Of course, D&D fans from a long ways back are already aware of a more direct intersection between the role-playing game and the work of Clark Ashton Smith. This conflux of ideas owes its being to Tom Moldvay, a designer whose own list of inspirational authors is not only larger than Gygax’s (it can be found at the back of the Dungeons & Dragons Basic Rulebook edited by him in 1981), but specifically mentions Smith. Moldvay also wrote the adventure, X2: Castle Amber (Château d’Amberville), further linking the Weird Tales author and the game.
Castle Amber, despite what one might think, has no connections to the work of Roger Zelazny, but does owe a debt to Smith’s stories. The entire second half of the adventure is set in the realm of Averoigne, Smith’s fictional French province. The party must contend with antagonists ripped directly from the pages of Smith’s short stories (with permission of his literary estate), including “The Colossus of Ylourgne,” “The Beast of Averoigne,” and “The Enchantress of Sylaire.” This marks Castle Amber as one of the few early licensed adaptations of genre fiction into role-playing game material, putting it in good company with Fritz Leiber’s Nehwon, Robert Asprin’s city of Sanctuary, and Michael Moorcock’s Melniboné.

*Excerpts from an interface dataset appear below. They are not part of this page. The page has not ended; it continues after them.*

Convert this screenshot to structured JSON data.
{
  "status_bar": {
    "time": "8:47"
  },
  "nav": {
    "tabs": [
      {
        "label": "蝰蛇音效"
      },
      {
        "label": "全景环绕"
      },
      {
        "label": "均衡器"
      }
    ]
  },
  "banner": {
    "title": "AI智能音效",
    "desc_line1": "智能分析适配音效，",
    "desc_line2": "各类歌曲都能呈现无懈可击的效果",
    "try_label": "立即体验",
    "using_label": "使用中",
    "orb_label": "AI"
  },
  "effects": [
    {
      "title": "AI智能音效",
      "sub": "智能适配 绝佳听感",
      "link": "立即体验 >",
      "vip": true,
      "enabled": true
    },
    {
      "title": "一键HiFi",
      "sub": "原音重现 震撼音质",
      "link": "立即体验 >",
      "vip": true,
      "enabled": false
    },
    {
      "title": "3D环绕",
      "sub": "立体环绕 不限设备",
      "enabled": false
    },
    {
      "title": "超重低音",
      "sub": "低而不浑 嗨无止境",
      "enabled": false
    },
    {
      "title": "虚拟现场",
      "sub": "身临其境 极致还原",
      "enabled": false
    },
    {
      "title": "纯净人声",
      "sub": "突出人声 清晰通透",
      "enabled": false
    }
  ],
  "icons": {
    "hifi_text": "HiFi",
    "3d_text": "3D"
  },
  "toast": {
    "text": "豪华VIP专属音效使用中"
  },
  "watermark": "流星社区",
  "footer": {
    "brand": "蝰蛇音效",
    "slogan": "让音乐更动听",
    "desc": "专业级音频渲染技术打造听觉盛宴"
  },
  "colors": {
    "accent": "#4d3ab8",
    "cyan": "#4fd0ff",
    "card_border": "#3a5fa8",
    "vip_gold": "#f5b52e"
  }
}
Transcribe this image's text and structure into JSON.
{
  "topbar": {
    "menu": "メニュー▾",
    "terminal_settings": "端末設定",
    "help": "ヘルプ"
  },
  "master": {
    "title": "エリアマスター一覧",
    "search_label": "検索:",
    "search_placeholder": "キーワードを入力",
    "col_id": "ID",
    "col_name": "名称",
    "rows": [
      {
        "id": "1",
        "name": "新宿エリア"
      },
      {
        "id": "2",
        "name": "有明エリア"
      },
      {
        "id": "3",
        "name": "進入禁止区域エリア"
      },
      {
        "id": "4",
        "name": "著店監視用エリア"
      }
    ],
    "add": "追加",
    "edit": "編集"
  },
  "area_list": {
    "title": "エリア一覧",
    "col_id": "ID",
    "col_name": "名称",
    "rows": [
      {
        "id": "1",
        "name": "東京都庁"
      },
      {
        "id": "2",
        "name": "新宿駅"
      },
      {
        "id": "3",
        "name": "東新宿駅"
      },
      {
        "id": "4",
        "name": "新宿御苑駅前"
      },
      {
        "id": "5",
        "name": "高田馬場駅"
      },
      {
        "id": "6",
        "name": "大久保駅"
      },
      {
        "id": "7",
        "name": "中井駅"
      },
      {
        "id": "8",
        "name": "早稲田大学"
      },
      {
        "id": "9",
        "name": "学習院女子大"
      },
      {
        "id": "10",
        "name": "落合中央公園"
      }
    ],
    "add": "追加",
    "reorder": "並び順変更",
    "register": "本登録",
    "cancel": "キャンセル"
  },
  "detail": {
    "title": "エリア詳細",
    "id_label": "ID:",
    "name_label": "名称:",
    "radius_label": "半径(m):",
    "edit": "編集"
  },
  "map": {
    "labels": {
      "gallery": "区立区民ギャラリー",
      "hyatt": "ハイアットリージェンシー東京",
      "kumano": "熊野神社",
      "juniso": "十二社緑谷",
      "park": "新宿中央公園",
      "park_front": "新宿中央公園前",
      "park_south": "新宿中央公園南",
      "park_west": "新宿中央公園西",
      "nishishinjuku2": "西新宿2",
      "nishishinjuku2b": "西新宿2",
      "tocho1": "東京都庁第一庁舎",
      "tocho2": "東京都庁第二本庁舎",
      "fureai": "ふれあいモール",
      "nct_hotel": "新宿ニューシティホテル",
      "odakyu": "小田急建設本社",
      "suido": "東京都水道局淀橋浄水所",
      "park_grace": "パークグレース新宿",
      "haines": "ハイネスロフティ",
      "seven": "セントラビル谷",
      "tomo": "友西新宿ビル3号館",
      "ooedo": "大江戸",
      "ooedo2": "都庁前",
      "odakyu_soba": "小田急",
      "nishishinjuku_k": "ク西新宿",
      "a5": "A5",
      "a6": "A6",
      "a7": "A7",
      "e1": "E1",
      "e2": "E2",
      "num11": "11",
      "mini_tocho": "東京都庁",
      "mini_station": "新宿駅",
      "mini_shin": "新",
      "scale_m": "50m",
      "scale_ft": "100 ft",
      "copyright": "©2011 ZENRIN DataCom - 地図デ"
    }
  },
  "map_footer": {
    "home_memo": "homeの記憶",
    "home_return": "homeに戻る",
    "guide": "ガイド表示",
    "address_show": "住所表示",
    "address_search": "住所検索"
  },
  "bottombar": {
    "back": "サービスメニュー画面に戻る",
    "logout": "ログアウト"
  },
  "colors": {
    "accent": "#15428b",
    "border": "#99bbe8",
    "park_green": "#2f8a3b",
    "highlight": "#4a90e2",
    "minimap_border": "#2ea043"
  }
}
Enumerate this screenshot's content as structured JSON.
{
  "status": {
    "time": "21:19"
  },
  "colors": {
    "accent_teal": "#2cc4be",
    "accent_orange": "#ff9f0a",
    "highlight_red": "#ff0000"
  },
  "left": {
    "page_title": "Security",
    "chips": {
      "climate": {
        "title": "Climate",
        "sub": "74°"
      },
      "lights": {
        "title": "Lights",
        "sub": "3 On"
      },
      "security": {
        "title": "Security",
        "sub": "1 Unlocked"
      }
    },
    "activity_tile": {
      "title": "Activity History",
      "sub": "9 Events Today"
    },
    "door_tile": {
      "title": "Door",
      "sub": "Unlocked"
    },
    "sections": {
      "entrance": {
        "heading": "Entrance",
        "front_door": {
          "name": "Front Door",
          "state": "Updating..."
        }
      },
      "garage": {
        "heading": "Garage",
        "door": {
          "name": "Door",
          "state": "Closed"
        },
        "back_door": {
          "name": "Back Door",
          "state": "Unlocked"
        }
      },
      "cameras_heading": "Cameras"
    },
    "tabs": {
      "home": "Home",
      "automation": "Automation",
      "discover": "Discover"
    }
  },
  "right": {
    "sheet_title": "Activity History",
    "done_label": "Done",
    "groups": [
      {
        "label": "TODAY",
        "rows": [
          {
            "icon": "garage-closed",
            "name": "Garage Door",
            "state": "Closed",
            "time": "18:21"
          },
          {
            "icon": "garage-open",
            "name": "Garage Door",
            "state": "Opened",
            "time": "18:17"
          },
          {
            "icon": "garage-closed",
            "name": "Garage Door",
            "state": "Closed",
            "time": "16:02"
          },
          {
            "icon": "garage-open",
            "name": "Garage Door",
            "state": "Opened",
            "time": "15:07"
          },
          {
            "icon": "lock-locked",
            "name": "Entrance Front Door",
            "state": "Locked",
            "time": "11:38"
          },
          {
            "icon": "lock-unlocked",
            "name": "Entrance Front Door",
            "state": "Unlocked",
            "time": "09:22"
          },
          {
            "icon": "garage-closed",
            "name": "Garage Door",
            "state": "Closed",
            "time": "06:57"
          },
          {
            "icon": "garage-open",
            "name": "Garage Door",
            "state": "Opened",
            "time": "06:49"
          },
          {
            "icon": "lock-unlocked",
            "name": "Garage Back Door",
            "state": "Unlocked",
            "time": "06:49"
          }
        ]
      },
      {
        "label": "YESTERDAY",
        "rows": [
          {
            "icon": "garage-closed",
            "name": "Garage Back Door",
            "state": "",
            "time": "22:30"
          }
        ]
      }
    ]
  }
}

Castle Amber is a “funhouse” dungeon of the old school, filled with numerous oddities, anachronisms, and random events, and one’s opinion of it depends largely on the reader’s own attitudes regarding those things. However, regardless of whether an entire generation of role-players enjoyed the module or not, for many it was the first time they ever heard the name “Clark Ashton Smith.” Much as Deities & Demigods served to introduce gamers to the works of Fritz Leiber and Michael Moorcock, Castle Amber brought Smith’s name into the awareness of a new, albeit smaller audience—myself included. Returning to the adventure and rereading it after becoming familiar with the stories Moldvay incorporates into the module is a fun experience. It might even change opinions about X2 in some cases.
While Smith has enjoyed something of a resurgence over the past decade, partly due to Night Shade Book’s wonderful anthology series of all Smith’s weird fiction stories, it’s unlikely that he’ll ever gain the popularity of Lovecraft or Howard. His fellow Weird Tales colleagues are both more accessible to the average reader (Howard more so than Lovecraft) and both have benefited from adaptations of their work into other media forms, notably motion pictures which serve to introduce the authors’ concepts and characters to a non-literary audience. Smith’s work remains overlooked, which is a crime committed by popular culture on one hand, but which also makes those of us already familiar Clark Ashton Smith’s stories feel fortunate we know what others don’t. If you’ve never experienced Smith, consider this my invitation to join our close circle of privileged readers.